# [Required action]
Your task is to copy each line of the material that includes "text".

# [Records for the task]
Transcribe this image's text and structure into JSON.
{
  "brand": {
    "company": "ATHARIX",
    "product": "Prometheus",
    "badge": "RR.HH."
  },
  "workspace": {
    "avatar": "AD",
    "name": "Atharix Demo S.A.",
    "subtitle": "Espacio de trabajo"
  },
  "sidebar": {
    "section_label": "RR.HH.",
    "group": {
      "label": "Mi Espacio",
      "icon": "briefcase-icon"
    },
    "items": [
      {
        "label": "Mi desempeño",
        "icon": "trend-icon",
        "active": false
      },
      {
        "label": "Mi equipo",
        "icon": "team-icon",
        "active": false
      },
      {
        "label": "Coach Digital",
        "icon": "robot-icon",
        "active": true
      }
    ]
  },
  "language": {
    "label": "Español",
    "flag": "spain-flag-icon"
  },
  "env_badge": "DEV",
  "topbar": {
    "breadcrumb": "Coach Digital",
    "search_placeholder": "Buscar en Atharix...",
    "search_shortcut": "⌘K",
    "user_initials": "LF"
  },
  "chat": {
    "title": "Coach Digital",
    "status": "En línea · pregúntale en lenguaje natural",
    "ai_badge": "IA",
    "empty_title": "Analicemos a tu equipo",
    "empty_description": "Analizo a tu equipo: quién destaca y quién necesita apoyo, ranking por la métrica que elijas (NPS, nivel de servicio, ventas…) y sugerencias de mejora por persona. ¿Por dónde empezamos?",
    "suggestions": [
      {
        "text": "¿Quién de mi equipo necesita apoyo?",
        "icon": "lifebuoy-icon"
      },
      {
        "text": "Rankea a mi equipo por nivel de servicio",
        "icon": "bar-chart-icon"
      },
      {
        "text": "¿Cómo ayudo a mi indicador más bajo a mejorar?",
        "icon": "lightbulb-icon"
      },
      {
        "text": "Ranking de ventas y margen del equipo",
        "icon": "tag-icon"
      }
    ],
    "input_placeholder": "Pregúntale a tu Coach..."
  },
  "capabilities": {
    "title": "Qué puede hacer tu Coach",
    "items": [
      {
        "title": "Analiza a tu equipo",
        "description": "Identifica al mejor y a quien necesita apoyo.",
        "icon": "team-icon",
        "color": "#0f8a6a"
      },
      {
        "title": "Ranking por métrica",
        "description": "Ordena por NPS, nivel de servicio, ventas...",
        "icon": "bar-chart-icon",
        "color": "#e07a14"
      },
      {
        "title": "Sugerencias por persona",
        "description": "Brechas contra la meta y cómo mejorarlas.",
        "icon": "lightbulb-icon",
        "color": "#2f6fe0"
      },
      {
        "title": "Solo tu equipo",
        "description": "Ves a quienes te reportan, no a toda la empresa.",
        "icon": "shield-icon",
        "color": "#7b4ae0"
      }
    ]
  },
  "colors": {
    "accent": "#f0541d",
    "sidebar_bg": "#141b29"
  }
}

# [Solution for this task]
Transcribe this image's text and structure into JSON.
        "text": "¿Quién de mi equipo necesita apoyo?",
        "text": "Rankea a mi equipo por nivel de servicio",
        "text": "¿Cómo ayudo a mi indicador más bajo a mejorar?",
        "text": "Ranking de ventas y margen del equipo",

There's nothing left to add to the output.